There are two species of Quoll that can be found in Tasmania:The Eastern Quoll, or Dasyurus viverrinus is common in Tasmania. It has thick fur covered in small white spots on the body excluding the tail, which can sometimes have a white tip. Males average 1.3 kg in weight and females .88 kg. The eastern quoll is mainly solitary and only lives up to three years in the wild. They are carnivorous and feed mostly on insects but can hunt mammals as large as rabbits.

They are a nocturnal animal and hunt during the night. Quolls breed in early winter. Females giving birth to up to 30 young, most of which die as the mothers pouch only has six teats. She then leaves them in burrows to hunt for food and sometimes transports the young on her back if she needs to move them to a new den. The Spotted-tail Quoll, or Dasyurus maculatus is larger than the Eastern Quoll and is sometimes referred to as the Tiger Quoll or Tiger Cat.
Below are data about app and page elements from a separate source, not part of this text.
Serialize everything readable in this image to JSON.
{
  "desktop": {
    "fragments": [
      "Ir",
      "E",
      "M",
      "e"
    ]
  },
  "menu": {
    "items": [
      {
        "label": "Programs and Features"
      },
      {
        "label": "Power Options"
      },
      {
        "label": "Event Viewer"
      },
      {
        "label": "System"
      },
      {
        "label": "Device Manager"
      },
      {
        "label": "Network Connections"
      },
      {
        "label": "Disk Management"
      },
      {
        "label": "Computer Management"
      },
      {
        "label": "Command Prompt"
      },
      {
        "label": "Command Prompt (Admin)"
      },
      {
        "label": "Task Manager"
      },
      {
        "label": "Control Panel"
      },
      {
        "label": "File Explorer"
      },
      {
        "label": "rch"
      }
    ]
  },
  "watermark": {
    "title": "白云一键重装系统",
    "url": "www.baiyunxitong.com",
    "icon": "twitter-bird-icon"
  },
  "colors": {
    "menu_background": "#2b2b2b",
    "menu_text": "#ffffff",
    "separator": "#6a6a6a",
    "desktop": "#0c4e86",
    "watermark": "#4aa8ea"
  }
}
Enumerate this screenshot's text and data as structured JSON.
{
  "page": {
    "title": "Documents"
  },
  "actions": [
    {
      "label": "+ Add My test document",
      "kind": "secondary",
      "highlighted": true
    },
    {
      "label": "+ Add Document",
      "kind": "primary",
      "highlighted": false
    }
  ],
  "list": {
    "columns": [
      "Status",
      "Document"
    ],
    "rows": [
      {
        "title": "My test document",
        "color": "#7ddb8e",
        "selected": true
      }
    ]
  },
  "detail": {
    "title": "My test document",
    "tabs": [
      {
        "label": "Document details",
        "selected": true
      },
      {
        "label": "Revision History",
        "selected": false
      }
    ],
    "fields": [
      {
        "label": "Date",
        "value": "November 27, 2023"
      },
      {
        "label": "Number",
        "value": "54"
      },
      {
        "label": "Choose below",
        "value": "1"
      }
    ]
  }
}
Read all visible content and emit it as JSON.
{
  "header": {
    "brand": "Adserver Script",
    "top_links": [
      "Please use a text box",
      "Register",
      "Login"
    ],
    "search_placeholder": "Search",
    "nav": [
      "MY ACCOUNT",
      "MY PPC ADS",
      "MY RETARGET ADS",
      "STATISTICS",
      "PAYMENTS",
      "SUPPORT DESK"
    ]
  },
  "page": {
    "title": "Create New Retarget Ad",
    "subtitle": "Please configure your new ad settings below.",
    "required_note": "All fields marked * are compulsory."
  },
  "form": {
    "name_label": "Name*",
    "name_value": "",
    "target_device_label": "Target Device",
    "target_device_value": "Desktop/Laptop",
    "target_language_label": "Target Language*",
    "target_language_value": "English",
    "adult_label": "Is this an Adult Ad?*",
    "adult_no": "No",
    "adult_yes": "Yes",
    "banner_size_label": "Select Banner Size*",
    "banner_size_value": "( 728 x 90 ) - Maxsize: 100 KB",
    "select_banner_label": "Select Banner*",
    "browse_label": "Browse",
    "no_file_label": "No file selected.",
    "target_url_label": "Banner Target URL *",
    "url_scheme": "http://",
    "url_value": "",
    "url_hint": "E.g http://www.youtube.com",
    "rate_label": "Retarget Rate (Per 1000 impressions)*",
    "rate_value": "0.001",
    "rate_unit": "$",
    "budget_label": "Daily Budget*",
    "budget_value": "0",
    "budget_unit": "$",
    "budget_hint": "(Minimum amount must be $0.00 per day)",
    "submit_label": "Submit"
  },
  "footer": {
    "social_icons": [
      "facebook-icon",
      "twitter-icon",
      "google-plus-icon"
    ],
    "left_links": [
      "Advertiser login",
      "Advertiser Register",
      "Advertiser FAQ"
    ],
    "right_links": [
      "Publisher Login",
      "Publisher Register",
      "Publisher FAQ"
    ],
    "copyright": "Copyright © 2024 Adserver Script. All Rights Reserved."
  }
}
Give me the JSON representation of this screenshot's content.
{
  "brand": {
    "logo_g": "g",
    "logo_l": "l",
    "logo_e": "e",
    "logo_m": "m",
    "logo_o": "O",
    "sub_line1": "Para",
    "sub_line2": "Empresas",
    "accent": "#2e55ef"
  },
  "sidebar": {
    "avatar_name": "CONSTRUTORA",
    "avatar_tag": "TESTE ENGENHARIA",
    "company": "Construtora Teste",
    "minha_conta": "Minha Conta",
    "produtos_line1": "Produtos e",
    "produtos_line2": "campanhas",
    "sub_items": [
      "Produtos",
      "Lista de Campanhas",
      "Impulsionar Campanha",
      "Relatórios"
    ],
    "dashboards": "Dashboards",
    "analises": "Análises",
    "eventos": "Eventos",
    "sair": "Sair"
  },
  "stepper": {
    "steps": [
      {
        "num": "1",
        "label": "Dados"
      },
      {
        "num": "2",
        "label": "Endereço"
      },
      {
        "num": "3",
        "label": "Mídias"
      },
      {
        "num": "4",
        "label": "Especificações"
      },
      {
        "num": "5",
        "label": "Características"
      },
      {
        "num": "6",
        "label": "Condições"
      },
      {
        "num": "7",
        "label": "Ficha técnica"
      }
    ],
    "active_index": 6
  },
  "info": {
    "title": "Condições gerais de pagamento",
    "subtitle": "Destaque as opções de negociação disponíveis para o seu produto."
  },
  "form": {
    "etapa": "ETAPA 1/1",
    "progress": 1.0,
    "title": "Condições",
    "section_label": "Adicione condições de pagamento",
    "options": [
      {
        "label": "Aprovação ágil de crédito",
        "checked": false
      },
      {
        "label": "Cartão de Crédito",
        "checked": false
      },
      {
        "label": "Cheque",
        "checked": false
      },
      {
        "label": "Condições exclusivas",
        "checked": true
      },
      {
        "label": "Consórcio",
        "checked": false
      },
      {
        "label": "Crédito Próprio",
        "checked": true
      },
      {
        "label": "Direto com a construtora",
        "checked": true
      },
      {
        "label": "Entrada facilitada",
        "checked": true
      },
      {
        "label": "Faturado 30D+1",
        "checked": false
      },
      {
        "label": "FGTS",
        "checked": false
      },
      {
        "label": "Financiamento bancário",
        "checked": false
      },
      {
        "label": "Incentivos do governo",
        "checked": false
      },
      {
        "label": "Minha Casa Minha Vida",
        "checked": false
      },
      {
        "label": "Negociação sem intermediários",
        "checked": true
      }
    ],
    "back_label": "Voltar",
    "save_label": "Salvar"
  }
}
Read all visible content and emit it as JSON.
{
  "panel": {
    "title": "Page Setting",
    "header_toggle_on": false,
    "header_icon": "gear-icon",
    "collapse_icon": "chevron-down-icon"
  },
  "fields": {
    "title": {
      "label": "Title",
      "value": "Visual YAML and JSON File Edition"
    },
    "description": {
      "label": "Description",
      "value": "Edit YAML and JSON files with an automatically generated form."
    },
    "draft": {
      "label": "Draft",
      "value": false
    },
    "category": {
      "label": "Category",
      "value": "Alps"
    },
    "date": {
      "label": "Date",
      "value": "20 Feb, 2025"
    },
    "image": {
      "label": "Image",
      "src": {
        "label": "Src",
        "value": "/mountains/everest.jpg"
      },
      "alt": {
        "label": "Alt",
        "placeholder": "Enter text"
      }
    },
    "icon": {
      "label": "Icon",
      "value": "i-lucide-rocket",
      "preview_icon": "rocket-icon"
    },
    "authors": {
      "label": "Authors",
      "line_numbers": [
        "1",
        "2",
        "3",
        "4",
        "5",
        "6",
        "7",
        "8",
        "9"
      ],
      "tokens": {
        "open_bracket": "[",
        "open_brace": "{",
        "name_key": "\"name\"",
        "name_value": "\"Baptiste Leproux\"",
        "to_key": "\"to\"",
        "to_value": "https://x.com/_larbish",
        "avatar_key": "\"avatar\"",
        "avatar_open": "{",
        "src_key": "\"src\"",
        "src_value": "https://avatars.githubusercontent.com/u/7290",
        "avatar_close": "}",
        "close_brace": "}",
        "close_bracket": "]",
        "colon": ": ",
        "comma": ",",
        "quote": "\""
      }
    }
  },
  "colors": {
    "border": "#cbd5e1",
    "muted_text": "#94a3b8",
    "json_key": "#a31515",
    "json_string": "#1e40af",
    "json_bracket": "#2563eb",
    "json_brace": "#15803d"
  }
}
They can be distinguished from the Eastern Quoll by their larger size, smaller eyes and ears and by the white spots that are present on the tail. Male Spotted-tail Quolls are considerably bigger than females and can weigh up to 4 kgs. Although they are not as common as the Eastern Quoll they can still be found in the forests and coastal scrub of Tasmania. Spotted-tail Quolls are also carnivorous and can prey on animals as large as small wallabies. The Spotted-tail Quoll only gives birth to up to 6 young, which become independent of their mother after 18 to 20 weeks.

Thousand Lakes Lodge - spotted quoll

Photo credit: Sean McClean